True, the scores, particularly in Tennessee, are low, but they are an improvement over those in the past. Incremental improvement in scores over several years rather than a huge jump in a single year is the best measure of progress when it comes to the ACT. That's happening in both Tennessee and Georgia. Besides, given the number of students who take the test annually, it is unlikely that a system or a state could produce a big gain in scores in a single year.
It is instructive to examine the test results. Generally speaking, the scores here, across the state and elsewhere in the nation reflect significant performance gaps between groups of students. In many instances, affluent students score better than economically disadvantaged students and white and Asian pupils fare better than black and Asian students. Closing those gaps won't be easy. Better teachers and improved curricula will help but that can't overcome societal issues — a preponderance of single-parent households in some school districts, for example — that put many students and schools at a disadvantage when it comes to test-taking and academic achievement.
Still, the widely taken ACT provides a valuable service. Since it is a uniform national test, it offers a reasonably reliable state-to-state comparison of student performance. It also serves as a fair predictor of how well an individual student is prepared for college.

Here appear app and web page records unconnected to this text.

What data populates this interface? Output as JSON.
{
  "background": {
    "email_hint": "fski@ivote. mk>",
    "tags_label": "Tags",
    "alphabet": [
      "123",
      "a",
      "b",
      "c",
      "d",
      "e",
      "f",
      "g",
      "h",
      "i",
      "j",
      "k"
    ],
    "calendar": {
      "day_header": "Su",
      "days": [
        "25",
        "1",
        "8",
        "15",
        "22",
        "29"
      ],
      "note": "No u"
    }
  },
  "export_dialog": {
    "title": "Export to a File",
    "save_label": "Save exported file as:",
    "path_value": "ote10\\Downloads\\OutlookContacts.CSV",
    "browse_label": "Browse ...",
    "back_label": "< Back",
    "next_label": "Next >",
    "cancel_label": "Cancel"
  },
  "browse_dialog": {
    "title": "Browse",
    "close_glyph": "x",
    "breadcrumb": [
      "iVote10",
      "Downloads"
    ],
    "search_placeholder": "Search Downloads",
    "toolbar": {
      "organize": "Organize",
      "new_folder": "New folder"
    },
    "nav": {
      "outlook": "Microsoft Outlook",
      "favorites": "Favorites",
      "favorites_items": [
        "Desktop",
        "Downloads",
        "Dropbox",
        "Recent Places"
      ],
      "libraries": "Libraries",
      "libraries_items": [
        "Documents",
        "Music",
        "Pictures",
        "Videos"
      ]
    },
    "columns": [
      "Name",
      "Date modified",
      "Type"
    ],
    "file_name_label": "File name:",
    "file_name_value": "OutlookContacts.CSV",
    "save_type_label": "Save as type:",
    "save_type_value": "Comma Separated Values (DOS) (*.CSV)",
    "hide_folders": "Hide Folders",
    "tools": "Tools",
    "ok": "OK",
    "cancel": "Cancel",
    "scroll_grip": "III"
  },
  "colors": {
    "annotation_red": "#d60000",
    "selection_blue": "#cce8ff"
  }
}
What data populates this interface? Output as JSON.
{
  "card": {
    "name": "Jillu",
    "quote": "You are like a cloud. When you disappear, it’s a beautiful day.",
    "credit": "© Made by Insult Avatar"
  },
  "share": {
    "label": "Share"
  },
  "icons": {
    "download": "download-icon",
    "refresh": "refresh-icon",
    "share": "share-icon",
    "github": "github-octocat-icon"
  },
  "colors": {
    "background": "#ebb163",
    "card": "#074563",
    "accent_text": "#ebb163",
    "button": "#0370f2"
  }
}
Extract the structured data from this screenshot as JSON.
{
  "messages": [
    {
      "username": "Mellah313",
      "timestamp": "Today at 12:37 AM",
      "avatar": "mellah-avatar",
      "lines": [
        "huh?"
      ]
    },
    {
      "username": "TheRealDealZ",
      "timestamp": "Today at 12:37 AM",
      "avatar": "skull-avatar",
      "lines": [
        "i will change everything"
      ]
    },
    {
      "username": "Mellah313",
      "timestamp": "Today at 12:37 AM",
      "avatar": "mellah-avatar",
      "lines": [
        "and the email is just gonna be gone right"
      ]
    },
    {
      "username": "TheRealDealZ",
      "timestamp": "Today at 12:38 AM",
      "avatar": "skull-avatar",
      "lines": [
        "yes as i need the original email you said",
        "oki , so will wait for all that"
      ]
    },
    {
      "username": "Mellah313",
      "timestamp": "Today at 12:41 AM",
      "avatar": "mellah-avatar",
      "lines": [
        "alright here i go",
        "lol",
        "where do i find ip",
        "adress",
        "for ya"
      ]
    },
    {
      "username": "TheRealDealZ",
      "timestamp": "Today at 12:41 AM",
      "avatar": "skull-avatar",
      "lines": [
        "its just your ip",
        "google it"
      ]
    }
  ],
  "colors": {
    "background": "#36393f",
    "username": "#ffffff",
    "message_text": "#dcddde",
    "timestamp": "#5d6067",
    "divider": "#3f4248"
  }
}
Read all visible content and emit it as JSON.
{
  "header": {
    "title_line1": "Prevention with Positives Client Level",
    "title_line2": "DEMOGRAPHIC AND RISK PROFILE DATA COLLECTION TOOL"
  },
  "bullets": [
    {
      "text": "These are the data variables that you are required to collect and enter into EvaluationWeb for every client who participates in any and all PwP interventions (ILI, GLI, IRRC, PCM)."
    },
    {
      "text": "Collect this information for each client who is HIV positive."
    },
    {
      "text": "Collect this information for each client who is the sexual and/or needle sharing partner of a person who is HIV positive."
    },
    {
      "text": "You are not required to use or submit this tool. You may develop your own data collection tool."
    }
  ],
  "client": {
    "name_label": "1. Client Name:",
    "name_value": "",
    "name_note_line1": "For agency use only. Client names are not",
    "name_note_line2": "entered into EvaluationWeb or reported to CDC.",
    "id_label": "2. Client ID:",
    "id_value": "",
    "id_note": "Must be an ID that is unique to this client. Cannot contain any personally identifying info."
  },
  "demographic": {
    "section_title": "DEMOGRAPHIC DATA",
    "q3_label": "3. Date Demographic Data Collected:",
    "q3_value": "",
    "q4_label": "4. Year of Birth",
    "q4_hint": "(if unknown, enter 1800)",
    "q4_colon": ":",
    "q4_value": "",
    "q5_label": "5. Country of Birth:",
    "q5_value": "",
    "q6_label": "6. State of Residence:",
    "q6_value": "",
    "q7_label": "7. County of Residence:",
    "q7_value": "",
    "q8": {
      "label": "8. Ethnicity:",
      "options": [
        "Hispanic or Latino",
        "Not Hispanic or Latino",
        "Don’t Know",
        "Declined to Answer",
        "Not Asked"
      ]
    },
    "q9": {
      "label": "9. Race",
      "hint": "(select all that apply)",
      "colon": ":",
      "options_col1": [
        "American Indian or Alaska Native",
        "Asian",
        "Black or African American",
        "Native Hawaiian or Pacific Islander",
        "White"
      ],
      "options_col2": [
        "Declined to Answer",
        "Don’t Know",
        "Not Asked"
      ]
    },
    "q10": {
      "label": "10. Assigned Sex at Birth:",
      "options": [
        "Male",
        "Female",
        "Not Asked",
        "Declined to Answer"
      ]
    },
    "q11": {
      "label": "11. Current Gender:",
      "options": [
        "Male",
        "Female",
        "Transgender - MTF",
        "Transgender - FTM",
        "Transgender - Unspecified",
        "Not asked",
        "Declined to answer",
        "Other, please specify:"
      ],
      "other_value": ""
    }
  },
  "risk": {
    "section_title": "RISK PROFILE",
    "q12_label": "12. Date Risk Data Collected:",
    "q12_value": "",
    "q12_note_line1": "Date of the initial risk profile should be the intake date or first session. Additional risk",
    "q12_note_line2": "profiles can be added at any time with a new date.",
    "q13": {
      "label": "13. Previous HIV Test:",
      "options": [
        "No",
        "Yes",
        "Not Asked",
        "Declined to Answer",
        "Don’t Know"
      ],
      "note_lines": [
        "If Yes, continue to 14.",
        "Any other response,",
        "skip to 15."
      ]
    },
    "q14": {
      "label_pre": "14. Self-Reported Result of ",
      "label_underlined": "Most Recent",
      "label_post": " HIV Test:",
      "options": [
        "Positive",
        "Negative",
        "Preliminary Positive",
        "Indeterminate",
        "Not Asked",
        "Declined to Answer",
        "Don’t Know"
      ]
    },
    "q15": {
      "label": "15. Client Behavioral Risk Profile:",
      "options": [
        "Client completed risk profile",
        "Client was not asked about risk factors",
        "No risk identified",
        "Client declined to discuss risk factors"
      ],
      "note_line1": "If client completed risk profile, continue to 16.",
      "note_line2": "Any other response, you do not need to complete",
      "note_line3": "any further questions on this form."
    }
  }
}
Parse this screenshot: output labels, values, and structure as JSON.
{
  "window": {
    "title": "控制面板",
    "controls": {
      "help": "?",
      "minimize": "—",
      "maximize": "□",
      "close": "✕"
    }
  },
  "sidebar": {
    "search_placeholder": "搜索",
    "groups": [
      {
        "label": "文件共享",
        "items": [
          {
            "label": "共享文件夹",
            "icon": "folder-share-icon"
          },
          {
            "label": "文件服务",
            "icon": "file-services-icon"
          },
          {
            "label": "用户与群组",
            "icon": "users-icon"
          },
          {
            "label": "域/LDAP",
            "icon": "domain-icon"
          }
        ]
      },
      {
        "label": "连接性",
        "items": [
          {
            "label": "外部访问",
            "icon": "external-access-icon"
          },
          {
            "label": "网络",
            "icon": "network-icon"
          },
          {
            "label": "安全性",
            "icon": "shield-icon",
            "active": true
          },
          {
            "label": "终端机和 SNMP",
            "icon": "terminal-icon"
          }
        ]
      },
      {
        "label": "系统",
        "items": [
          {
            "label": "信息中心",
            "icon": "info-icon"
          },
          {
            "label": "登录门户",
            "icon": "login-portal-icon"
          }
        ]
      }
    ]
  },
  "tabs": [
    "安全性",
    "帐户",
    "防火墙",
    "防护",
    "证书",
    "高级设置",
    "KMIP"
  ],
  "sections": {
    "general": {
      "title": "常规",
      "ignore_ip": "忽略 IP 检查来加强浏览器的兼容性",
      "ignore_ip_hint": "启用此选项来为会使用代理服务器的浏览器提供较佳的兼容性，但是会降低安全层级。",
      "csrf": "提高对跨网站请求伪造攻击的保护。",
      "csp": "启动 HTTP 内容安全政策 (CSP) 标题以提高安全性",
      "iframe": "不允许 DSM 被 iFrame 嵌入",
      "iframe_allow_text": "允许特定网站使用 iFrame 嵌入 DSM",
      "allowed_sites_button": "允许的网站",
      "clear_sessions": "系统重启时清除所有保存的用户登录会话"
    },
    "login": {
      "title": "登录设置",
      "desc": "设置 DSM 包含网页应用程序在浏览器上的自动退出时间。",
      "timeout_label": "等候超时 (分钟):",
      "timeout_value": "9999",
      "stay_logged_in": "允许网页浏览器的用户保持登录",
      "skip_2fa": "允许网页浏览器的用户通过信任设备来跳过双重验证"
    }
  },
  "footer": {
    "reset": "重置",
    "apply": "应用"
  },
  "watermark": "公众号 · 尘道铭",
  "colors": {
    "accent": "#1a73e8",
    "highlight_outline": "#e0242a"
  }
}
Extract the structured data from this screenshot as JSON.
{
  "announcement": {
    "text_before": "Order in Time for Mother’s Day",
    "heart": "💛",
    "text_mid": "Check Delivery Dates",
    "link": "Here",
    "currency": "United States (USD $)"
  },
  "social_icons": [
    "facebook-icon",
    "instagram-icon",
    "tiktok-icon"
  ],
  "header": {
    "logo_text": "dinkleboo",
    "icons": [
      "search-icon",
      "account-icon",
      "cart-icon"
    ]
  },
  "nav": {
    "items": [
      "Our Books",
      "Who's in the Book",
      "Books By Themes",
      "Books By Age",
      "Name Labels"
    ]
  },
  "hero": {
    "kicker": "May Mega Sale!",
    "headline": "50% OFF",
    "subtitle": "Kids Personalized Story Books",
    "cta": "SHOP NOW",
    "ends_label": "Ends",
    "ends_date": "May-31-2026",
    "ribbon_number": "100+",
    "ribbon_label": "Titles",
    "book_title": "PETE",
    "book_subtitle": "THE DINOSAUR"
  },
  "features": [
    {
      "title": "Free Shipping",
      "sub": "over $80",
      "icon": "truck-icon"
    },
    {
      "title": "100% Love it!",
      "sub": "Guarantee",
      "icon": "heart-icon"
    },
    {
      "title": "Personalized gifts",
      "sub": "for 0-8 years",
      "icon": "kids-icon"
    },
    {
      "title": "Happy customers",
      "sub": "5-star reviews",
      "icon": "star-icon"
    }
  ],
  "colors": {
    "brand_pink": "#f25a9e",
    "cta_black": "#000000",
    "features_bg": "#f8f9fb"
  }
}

Using those measuring sticks, it is safe to say that Tennessee — tied with Arizona and the District of Columbia for second-to-last in the nation for overall scores and ahead of only Mississippi — and Georgia students are at a disadvantage. If the ACT scores are to be believed, they will find it hard to compete with their peers for good-paying jobs that now require high levels of learning and technical expertise, or to find success at demanding two- and four-year colleges and universities.
The ACT scores for 2012 are mixed blessing. They indicate progress in both local and state schools, but indicate that improvement is needed if they are to approach equality with those in much of the rest of the nation.